The take home from this study is that there is great potential for the use of combination therapies such as co-administration of PYY and PP agonists in the treatment of obesity. The advantages of dual administration therapies is that the doses of either compound could be reduced to lessen any potential for untoward side-effects, while still maintaining potent regulation of appetite and weight gain.

Monday, July 8, 2013

Fructose in the Diet Leads to Fatty Liver & Promotes Metabolic Disease

The amount of fructose in the typical American diet has increased dramatically in the past 20 years. This is due primarily to the increased use of high fructose corn syrup (HFCS) as a sweetener is processed foods and drinks, especially soft drinks. The use of HFCS as a sweetener stems from the fact that the US grows significantly more corn than sugar beets or cane sugar and it is relatively easy and inexpensive to chemically convert some of the glucose in corn starch (starch being a polymer of glucose) to fructose. Consumption of soft drinks (high in HFCS) is associated with an increased risk for obesity in adolescents and for development of type 2 diabetes in young and middle-aged women. Excess fruit juice (also rich in fructose) is also associated with the development of obesity in children. One cannot, however, assume that the culprit is exclusively HFCS. In the typical Western-style diet there is an overall excess of caloric intake that contribute to obesity, diabetes, heart disease, and numerous other ailments. However, this is not to say that fructose is an “innocent” molecule. Indeed, consumption of fructose has been shown to be highly correlated with the development of diabetes, fatty liver diseases, obesity and the metabolic syndrome. Consumption of soft drinks (high in HFCS) is associated with an increased risk for obesity in adolescents and for type 2 diabetes in young and middle-aged women. Excess fruit juice (also rich in fructose) is also associated with the development of obesity in children. These effects are related to the mechanism of fructose metabolism versus that of glucose and also to the effects of fructose metabolism in the brain on appetite and feeding behaviors. For the details go to the Fructose Metabolism page of themedicalbiochemistrypage.org
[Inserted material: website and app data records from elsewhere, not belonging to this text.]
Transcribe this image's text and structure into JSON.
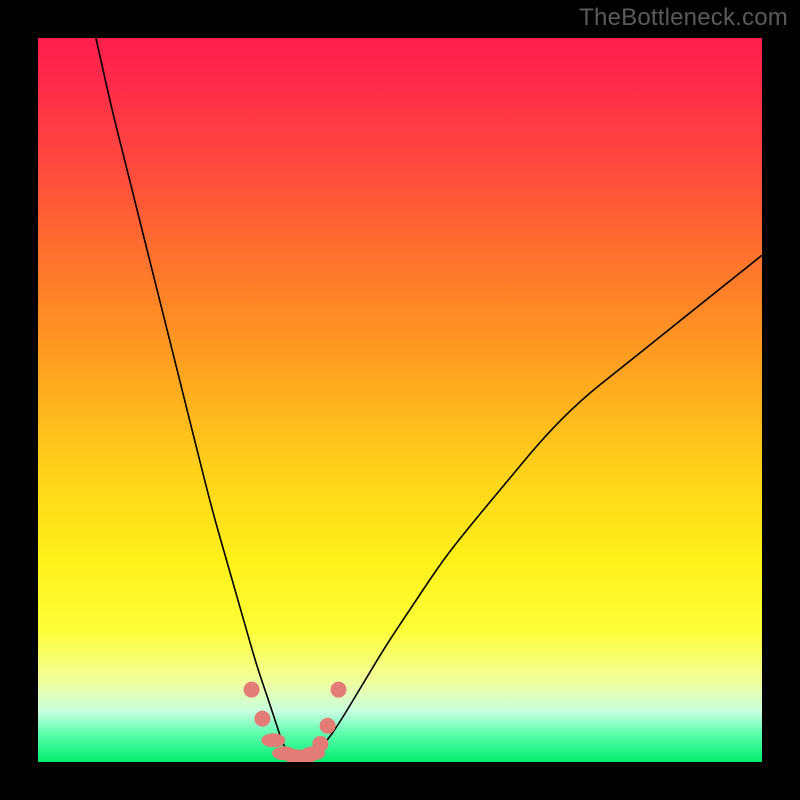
{
  "watermark": {
    "text": "TheBottleneck.com"
  },
  "colors": {
    "frame": "#000000",
    "curve_stroke": "#000000",
    "marker_fill": "#e37b77",
    "marker_stroke": "#c85f5b",
    "gradient_stops": [
      "#ff1f4e",
      "#ff2a4a",
      "#ff4a3e",
      "#ff7a2a",
      "#ffaa1f",
      "#ffd21a",
      "#fff01a",
      "#fdff3a",
      "#f0ffa0",
      "#c8ffe0",
      "#60ffb0",
      "#00ec6e"
    ]
  },
  "chart_data": {
    "type": "line",
    "title": "",
    "xlabel": "",
    "ylabel": "",
    "xlim": [
      0,
      100
    ],
    "ylim": [
      0,
      100
    ],
    "note": "V-shaped bottleneck curve over red→green vertical gradient; minimum sits near x≈34, y≈0. Left branch rises steeply toward y≈100 at x≈8; right branch rises with diminishing slope toward y≈70 at x=100. Salmon marker dots cluster around the trough.",
    "series": [
      {
        "name": "curve",
        "x": [
          8,
          10,
          12,
          14,
          16,
          18,
          20,
          22,
          24,
          26,
          28,
          30,
          31,
          32,
          33,
          34,
          35,
          36,
          37,
          38,
          40,
          42,
          45,
          48,
          52,
          56,
          60,
          65,
          70,
          75,
          80,
          85,
          90,
          95,
          100
        ],
        "y": [
          100,
          91,
          83,
          75,
          67,
          59,
          51,
          43,
          35,
          28,
          21,
          14,
          11,
          8,
          5,
          2,
          1,
          0.5,
          0.5,
          1,
          3,
          6,
          11,
          16,
          22,
          28,
          33,
          39,
          45,
          50,
          54,
          58,
          62,
          66,
          70
        ]
      }
    ],
    "markers": {
      "name": "trough-dots",
      "x": [
        29.5,
        31,
        32.5,
        34,
        35.5,
        37,
        38,
        39,
        40,
        41.5
      ],
      "y": [
        10,
        6,
        3,
        1.2,
        0.8,
        0.8,
        1.2,
        2.5,
        5,
        10
      ]
    }
  }
}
New data recently e-published in the American Journal of Clinical Nutrition demonstrates that dietary fructose, even under conditions of normal caloric intake, leads to hepatic damage and endotoxemia contributing to the development of hepatic steatosis (fatty liver) and non-alcoholic fatty liver disease (NAFLD). This is significant because hepatic steatosis is highly correlated with diabetes and cardiovascular disease.


This research is significant to human health for a number of reasons, the most importnat being that the data was acquired with the use of primates and not mice which are the more commonly used mammalian model. The other significant fact is that the damaging effects of fructose were observed even when the animals were fed a normal caloric diet.
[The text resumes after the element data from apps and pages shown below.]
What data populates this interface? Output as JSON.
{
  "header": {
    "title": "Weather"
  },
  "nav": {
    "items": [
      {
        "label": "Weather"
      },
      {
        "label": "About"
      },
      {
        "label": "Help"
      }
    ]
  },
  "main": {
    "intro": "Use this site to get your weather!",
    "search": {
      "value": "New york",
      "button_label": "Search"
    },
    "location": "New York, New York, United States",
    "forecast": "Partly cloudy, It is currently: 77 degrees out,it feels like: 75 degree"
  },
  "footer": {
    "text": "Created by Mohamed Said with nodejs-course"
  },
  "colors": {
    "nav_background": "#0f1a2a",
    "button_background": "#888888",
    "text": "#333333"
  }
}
The experiments performed in this published study demonstrated that high dietary fructose consumption rapidly induces liver fatty infiltration, inflammation, and damage. Significantly, these hepatic changes were shown to occur in a short time period and under conditions when the caloric intake was controlled and there were no changes in the gut microbiome, overall levels of adiposity, or development of signs of the metabolic syndrome.
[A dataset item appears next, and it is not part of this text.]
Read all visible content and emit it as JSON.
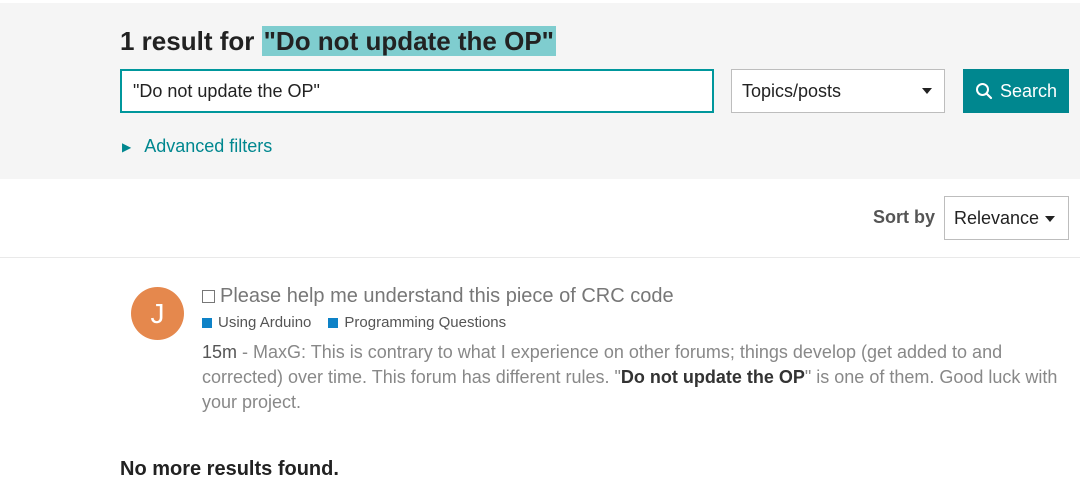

The take-home from these studies is that even if one carefully watches the total calories consumed in order to maintain a normal body mass index (i.e. low total adiposity), if too many of the calories are delivered in the form of fructose, either as HFCS or sucrose (a disaccharide of glucose and fructose) metabolic disruption and disease can result.